For people who aren't as obsessed as I am about energy markets, here's what it means: For years, professional commodity traders were betting that oil would cost under $25 a barrel this December. In 1999 (well before this graph starts) the bet was for $16/barrel today. Even the start of the Iraq war made little impact on oil prices. But now, as December approaches, the predicted price is $49. (That's going to make a bunch of people who bought oil contracts in 1999 very happy, and a bunch of people who sold them pretty upset.)
This is just one of many reminders that futures markets represent a guess -- and that even people whose livelihoods depend on it can't predict the future. Which is why I never make predictions, especially about something as volatile as energy prices. On the other hand -- that's quite an upward trend on that graph, wouldn't you say?
California, Here We Come? II
California did its part, adopting new vehicle emission standards for greenhouse gases, as the Post Intelligencer reported.
Now it’s Cascadia’s turn (as we discussed here).
And Still They Disappear
The old, obvious threat of clearcut logging--the first horseman of the owl apocalypse--is no longer the main problem. That’s because it has largely stopped in their habitat in the Northwest states, as shown in this figure.
Instead, the other three horsemen are endangering the birds: exotic species (such as the barred owl), unnaturally severe wildfires, and new diseases (such as West Nile Virus).
This dynamic is a perfect encapsulation of Cascadian trends generally: simpler problems are giving way to more subtle, interconnected, and systemic ones. Exotic species, new diseases, and worsened fires are all connected to the long history of human action in the Northwest, to climate change, and to our increasingly globalized economy.
The morals of the story: First, err on the side of conservation, because we haven’t begun to understand the complexities of nature. Second, focus on systemic solutions--innovations that solve many problems at once.
Four More Years! Four More Years!
A new study, mentioned in today's Seattle Times, found that sprawl is really bad for your health. To wit:
The study, which analyzed data on more than 8,600 Americans in 38 metropolitan areas, found that rates of arthritis, asthma, headaches and other complaints increased with the degree of sprawl. Living in the least sprawling areas, compared with living in the most, was like adding about four years to people's lives, the study found. (Emphasis added.)
The researchers said that sedentary lifestyles promoted by auto-dependent communities were at least partially to blame for shortened lifespans.
Winston Churchill was once reported to have said: "We shape our buildings and thereafter they shape us." I guess the same thing is true for our neighborhoods.
Why the Presidency Matters
In a time of political gridlock, no political leader can implement terribly much of his or her agenda.

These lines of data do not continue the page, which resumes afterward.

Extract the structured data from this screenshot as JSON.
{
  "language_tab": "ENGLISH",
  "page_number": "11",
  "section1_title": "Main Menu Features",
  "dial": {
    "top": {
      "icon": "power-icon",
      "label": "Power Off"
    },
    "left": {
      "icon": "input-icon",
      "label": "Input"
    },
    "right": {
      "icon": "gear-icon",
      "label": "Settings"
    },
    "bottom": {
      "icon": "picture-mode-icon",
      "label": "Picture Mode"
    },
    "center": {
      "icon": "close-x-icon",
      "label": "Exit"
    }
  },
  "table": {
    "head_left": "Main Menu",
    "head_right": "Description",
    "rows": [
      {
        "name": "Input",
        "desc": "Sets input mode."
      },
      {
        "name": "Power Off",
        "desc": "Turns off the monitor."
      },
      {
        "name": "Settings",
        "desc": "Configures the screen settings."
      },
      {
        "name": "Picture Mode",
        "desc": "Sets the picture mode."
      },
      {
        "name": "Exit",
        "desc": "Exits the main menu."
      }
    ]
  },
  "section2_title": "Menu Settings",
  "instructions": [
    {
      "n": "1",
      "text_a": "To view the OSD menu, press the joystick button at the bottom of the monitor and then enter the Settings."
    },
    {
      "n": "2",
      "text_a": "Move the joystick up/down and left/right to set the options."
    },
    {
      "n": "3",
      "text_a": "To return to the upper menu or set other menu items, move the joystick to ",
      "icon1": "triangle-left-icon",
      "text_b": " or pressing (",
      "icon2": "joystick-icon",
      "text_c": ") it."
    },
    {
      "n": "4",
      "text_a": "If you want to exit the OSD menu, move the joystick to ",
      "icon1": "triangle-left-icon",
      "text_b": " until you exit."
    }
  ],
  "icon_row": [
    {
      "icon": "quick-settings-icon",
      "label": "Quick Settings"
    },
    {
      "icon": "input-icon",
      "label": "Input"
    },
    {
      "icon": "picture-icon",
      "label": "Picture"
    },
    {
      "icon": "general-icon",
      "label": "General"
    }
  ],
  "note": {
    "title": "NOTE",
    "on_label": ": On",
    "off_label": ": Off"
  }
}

But in certain positions, such as that of the US president, even a little bit of the agenda amounts to a lot.
The Seattle Times is running a thorough and impressive series on the Bush Administration’s environmental record. Today’s installment concerns the administration’s approach to the US Endangered Species Act.
First, the administration has been able to make dramatic changes in policy without consulting Congress, demonstrating just how much the presidency still matters even when it’s mostly checked by opponents in Congress.
Second, the administration has made these changes, which almost all weaken environmental protections, through stealth. Typically, it hides substantive changes in procedural reforms. Viewed from a broad perspective, this tactic is a testament to the depth and breadth of environmental sentiment in the United States.